Some have said that evil is merely the absence of good, as darkness is the absence of light, or cold is the absence of heat. And in a limited sense this may be true if we define ‘evil’ as such. However, we are all aware that ‘evil’ is much more than ‘not good’. To get a better understanding of this issue we must, as always, return to the source of all things.
God is ‘Love’ (1 John 4:8). We have defined ‘love’ elsewhere as ‘the giving of ourselves, and all that we have, for the betterment of the other, regardless of how much it may affect us’, as demonstrated in John 3:16. Thus we can say that God desires the best for humanity (1 Timothy 2:3-4, “For this is good and acceptable in the sight of God our Savior, who desires all men to be saved and to come to the knowledge of the truth.). Therefore, ‘desire’ is an attribute of God and His image.
Satan, as Lucifer, had the desire to worship, but instead of desiring to give the worship to God recognising His due worth, he chose to desire worship for his own. This meant that he needed to steal the worship from God’s image as well. Thus, Satan used ‘The Lie’ to tempt Adam with the desire to be ‘as God’, even though he already was. Consequently, Adam’s sin of eating from the tree was a because of his own desire.
The desire to benefit others is love, which gives life (as in God desired to make man in His image, and therefore created creation). The desire to benefit oneself at the expense of others is evil (we call it ‘lust of the flesh’ Ephesians 2:3, “among whom also we all once conducted ourselves in the lusts of our flesh, fulfilling the desires of the flesh and of the mind, and were by nature children of wrath, just as the others.”). In English, it is a visible sign that ‘evil’ is the reverse of ‘live’. Do we give beneficially, or do we take: not just towards other people but also to the rest of creation, and even towards God.

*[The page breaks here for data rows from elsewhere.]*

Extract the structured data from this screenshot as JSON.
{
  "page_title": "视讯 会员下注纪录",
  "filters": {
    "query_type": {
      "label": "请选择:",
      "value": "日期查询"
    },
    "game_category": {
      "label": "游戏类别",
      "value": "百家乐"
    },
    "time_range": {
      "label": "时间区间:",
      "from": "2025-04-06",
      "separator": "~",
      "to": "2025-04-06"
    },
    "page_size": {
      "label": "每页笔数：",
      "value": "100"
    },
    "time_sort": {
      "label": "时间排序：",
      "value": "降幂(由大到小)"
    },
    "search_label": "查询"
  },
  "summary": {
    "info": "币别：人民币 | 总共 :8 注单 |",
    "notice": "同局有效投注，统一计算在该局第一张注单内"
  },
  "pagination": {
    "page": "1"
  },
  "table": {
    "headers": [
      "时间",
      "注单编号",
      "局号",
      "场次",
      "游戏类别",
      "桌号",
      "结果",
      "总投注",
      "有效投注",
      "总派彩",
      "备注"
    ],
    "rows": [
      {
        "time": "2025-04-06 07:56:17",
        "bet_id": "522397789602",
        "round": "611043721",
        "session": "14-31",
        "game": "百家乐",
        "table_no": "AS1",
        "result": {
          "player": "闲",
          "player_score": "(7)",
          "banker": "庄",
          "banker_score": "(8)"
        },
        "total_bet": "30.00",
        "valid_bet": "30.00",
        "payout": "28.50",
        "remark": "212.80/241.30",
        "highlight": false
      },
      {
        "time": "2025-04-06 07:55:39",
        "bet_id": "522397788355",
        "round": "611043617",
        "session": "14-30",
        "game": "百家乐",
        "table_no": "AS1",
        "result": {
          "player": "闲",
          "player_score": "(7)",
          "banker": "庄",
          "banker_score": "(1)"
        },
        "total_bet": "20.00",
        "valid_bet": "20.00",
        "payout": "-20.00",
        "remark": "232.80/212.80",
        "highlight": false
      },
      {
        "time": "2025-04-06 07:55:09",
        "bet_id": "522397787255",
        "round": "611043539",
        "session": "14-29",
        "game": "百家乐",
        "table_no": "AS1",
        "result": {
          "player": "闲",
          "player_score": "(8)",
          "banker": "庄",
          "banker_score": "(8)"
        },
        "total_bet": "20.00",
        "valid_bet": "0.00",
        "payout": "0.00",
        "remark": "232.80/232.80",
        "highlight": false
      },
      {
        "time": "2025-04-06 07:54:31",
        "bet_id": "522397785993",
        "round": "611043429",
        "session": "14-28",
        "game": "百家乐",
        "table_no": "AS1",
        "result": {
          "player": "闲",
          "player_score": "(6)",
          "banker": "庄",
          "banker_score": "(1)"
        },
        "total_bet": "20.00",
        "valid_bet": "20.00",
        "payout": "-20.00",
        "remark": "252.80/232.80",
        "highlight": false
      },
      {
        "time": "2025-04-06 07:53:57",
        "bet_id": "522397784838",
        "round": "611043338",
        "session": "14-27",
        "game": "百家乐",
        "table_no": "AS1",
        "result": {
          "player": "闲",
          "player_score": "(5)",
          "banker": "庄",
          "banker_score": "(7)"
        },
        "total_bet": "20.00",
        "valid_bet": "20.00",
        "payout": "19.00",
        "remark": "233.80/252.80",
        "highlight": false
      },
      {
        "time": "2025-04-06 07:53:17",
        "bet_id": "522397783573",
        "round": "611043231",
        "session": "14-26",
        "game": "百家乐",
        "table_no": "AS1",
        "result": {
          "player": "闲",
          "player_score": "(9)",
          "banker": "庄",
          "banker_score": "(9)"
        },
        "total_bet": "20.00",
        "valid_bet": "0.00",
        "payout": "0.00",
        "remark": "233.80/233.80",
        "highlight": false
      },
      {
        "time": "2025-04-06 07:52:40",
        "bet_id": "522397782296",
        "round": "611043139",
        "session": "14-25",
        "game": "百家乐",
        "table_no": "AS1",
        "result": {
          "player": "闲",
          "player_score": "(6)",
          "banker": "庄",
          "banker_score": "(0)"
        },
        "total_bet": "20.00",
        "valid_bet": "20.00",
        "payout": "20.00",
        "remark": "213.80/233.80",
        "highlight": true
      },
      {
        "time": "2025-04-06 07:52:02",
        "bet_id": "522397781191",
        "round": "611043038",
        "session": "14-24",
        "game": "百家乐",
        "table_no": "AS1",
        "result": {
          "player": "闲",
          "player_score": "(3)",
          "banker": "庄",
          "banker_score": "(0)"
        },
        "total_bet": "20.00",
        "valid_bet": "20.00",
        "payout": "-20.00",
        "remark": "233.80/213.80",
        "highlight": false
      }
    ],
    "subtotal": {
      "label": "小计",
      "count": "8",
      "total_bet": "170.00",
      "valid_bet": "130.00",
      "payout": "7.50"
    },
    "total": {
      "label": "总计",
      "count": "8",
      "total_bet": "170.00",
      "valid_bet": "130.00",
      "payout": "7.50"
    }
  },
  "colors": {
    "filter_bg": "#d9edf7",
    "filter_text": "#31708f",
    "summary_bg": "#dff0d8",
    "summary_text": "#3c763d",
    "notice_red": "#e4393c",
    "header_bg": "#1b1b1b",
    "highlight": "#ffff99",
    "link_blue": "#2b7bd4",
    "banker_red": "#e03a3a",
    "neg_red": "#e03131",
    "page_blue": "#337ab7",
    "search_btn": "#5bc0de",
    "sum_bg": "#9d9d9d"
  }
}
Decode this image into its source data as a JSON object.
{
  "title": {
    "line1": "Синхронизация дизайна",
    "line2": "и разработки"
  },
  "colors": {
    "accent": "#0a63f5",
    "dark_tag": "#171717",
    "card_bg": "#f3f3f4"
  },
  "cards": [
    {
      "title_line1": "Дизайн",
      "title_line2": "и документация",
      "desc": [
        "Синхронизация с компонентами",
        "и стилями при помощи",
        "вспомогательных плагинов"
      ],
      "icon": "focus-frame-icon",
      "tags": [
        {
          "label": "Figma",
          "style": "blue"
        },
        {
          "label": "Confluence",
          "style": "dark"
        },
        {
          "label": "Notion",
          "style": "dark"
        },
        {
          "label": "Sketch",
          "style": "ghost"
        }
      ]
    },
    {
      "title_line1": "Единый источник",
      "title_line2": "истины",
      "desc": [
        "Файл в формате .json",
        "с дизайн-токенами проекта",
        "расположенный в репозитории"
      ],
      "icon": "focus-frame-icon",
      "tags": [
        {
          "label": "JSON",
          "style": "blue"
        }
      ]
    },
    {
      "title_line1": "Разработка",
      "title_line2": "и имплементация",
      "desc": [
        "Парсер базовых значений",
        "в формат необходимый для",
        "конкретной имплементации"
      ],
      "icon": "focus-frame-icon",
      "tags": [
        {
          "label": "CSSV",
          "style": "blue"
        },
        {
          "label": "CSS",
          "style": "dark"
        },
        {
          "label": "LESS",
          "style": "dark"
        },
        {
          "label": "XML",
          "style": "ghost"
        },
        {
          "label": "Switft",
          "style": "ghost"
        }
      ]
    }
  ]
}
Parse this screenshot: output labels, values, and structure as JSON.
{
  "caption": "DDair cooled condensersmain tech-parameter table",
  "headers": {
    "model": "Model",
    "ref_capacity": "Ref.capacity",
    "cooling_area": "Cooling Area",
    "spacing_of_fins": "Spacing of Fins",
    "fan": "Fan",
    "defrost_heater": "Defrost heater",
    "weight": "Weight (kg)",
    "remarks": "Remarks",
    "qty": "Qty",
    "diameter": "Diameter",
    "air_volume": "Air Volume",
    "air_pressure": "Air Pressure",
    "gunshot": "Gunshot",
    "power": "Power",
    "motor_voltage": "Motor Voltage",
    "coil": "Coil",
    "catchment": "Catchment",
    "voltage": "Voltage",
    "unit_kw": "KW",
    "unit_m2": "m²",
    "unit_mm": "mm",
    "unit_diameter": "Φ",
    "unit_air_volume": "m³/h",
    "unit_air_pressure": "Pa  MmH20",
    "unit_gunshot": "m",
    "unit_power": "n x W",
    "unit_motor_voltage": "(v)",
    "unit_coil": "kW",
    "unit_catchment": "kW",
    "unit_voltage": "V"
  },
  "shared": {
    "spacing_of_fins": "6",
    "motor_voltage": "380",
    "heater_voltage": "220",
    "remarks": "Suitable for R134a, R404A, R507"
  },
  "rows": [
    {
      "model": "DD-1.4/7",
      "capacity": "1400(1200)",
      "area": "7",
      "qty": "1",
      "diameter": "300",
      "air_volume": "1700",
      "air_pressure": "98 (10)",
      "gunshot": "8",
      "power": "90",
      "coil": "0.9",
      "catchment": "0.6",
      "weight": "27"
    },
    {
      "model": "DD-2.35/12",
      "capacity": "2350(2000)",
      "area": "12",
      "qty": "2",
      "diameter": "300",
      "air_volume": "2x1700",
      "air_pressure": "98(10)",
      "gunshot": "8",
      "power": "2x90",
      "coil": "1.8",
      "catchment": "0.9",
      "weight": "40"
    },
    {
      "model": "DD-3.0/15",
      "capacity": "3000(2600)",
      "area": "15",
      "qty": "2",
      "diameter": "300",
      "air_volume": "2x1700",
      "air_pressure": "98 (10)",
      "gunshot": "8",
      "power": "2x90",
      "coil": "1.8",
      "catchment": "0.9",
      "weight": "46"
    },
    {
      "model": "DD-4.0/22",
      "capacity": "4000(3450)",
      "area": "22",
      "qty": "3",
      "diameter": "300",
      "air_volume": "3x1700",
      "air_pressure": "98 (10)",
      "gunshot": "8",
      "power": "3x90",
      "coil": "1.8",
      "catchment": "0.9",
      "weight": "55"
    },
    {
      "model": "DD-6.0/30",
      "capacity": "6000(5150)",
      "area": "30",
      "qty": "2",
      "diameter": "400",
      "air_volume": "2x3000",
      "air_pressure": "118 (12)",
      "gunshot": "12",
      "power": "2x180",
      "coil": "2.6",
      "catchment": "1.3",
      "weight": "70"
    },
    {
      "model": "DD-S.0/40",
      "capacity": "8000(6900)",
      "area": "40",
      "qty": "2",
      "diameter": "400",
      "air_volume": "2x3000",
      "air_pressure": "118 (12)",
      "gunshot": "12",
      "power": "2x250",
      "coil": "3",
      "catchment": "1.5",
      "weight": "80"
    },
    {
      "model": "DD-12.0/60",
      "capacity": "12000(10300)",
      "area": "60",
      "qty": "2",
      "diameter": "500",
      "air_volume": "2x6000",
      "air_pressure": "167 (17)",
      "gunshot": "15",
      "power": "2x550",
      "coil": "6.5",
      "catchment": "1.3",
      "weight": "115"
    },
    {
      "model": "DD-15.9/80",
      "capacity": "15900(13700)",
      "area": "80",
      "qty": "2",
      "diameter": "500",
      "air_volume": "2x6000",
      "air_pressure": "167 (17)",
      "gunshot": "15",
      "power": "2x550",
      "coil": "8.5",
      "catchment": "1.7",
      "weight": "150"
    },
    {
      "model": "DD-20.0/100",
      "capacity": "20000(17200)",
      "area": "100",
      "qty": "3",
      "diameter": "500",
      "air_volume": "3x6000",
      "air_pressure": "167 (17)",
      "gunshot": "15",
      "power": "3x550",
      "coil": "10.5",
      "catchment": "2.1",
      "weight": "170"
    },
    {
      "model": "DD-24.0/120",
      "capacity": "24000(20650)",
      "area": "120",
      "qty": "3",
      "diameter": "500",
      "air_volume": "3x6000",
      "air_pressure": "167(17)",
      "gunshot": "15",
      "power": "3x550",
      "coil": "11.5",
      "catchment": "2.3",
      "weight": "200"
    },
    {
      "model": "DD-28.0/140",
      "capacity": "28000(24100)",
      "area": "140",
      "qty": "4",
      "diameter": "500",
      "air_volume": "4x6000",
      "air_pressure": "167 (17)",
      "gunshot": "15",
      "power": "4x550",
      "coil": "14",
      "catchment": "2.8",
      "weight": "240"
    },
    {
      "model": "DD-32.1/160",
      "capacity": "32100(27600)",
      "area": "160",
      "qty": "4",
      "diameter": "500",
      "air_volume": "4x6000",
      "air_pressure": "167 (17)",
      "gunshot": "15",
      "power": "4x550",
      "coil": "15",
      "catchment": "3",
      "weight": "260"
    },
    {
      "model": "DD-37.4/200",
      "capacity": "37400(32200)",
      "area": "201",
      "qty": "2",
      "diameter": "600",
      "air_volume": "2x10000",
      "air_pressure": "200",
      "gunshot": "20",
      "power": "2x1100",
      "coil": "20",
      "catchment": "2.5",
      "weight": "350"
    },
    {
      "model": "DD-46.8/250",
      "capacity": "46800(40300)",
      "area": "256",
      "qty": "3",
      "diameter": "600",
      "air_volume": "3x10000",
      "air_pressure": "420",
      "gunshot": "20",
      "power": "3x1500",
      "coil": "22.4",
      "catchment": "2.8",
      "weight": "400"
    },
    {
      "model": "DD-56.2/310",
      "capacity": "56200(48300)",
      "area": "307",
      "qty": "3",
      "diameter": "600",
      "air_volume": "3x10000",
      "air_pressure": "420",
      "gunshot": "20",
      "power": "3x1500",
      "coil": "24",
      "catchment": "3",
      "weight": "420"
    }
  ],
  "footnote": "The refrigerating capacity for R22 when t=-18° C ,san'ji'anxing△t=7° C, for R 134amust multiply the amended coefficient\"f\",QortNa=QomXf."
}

So, how do we deal with the issue of ‘evil’? Easy – LOVE!